WHAT YOU WILL DO
Nothing but an exact repeat of the entries below should appear in your answer.

··· RECORD EXTRACTS ···

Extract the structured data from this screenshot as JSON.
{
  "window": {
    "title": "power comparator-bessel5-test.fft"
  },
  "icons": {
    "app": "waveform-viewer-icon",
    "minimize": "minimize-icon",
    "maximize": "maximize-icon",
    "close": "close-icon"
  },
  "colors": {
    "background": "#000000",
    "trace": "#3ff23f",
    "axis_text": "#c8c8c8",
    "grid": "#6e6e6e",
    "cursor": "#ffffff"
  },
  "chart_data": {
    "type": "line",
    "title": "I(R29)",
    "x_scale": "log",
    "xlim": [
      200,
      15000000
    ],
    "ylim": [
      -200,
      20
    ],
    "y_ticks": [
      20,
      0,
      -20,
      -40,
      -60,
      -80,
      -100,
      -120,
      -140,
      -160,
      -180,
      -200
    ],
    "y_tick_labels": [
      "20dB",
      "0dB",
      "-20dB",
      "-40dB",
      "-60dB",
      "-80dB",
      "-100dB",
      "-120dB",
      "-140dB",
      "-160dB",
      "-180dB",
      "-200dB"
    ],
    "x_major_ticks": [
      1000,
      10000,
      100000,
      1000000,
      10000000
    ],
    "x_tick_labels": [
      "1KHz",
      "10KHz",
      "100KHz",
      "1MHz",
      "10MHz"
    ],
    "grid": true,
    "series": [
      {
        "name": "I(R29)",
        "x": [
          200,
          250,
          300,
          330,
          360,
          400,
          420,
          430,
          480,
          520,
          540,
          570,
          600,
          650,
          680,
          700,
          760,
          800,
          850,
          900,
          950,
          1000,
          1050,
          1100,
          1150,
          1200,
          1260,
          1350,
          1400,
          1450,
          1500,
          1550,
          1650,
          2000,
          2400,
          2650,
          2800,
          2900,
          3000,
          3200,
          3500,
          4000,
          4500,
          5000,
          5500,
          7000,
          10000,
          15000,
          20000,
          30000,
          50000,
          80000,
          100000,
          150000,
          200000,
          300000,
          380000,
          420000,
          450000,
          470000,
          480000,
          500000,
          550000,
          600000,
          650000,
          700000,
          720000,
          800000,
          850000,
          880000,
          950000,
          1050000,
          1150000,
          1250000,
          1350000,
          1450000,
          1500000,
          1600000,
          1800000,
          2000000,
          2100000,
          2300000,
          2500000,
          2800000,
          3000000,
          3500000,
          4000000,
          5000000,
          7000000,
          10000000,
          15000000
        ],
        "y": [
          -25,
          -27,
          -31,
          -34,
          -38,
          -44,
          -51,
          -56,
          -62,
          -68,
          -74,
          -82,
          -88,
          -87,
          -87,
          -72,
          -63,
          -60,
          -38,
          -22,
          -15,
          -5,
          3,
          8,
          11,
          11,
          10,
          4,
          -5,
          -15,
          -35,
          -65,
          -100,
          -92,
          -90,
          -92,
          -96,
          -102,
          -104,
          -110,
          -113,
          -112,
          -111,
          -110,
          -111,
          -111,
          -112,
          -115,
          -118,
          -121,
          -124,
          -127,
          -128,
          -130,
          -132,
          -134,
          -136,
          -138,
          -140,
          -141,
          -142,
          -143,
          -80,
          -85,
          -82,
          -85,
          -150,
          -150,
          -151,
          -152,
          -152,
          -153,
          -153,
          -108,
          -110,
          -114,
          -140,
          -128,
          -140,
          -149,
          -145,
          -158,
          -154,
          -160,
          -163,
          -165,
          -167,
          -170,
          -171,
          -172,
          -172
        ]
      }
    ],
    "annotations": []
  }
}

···

SOLUTION TO THE PROBLEM
Extract the structured data from this screenshot as JSON.
{
  "window": {
    "title": "power comparator-bessel5-test.fft"
  },
  "icons": {
    "app": "waveform-viewer-icon",
    "minimize": "minimize-icon",
    "maximize": "maximize-icon",
    "close": "close-icon"
  },
  "colors": {
    "background": "#000000",
    "trace": "#3ff23f",
    "axis_text": "#c8c8c8",
    "grid": "#6e6e6e",
    "cursor": "#ffffff"
  },
  "chart_data": {
    "type": "line",
    "title": "I(R29)",
    "x_scale": "log",
    "xlim": [
      200,
      15000000
    ],
    "ylim": [
      -200,
      20
    ],
    "y_ticks": [
      20,
      0,
      -20,
      -40,
      -60,
      -80,
      -100,
      -120,
      -140,
      -160,
      -180,
      -200
    ],
    "y_tick_labels": [
      "20dB",
      "0dB",
      "-20dB",
      "-40dB",
      "-60dB",
      "-80dB",
      "-100dB",
      "-120dB",
      "-140dB",
      "-160dB",
      "-180dB",
      "-200dB"
    ],
    "x_major_ticks": [
      1000,
      10000,
      100000,
      1000000,
      10000000
    ],
    "x_tick_labels": [
      "1KHz",
      "10KHz",
      "100KHz",
      "1MHz",
      "10MHz"
    ],
    "grid": true,
    "series": [
      {
        "name": "I(R29)",
        "x": [
          200,
          250,
          300,
          330,
          360,
          400,
          420,
          430,
          480,
          520,
          540,
          570,
          600,
          650,
          680,
          700,
          760,
          800,
          850,
          900,
          950,
          1000,
          1050,
          1100,
          1150,
          1200,
          1260,
          1350,
          1400,
          1450,
          1500,
          1550,
          1650,
          2000,
          2400,
          2650,
          2800,
          2900,
          3000,
          3200,
          3500,
          4000,
          4500,
          5000,
          5500,
          7000,
          10000,
          15000,
          20000,
          30000,
          50000,
          80000,
          100000,
          150000,
          200000,
          300000,
          380000,
          420000,
          450000,
          470000,
          480000,
          500000,
          550000,
          600000,
          650000,
          700000,
          720000,
          800000,
          850000,
          880000,
          950000,
          1050000,
          1150000,
          1250000,
          1350000,
          1450000,
          1500000,
          1600000,
          1800000,
          2000000,
          2100000,
          2300000,
          2500000,
          2800000,
          3000000,
          3500000,
          4000000,
          5000000,
          7000000,
          10000000,
          15000000
        ],
        "y": [
          -25,
          -27,
          -31,
          -34,
          -38,
          -44,
          -51,
          -56,
          -62,
          -68,
          -74,
          -82,
          -88,
          -87,
          -87,
          -72,
          -63,
          -60,
          -38,
          -22,
          -15,
          -5,
          3,
          8,
          11,
          11,
          10,
          4,
          -5,
          -15,
          -35,
          -65,
          -100,
          -92,
          -90,
          -92,
          -96,
          -102,
          -104,
          -110,
          -113,
          -112,
          -111,
          -110,
          -111,
          -111,
          -112,
          -115,
          -118,
          -121,
          -124,
          -127,
          -128,
          -130,
          -132,
          -134,
          -136,
          -138,
          -140,
          -141,
          -142,
          -143,
          -80,
          -85,
          -82,
          -85,
          -150,
          -150,
          -151,
          -152,
          -152,
          -153,
          -153,
          -108,
          -110,
          -114,
          -140,
          -128,
          -140,
          -149,
          -145,
          -158,
          -154,
          -160,
          -163,
          -165,
          -167,
          -170,
          -171,
          -172,
          -172
        ]
      }
    ],
    "annotations": []
  }
}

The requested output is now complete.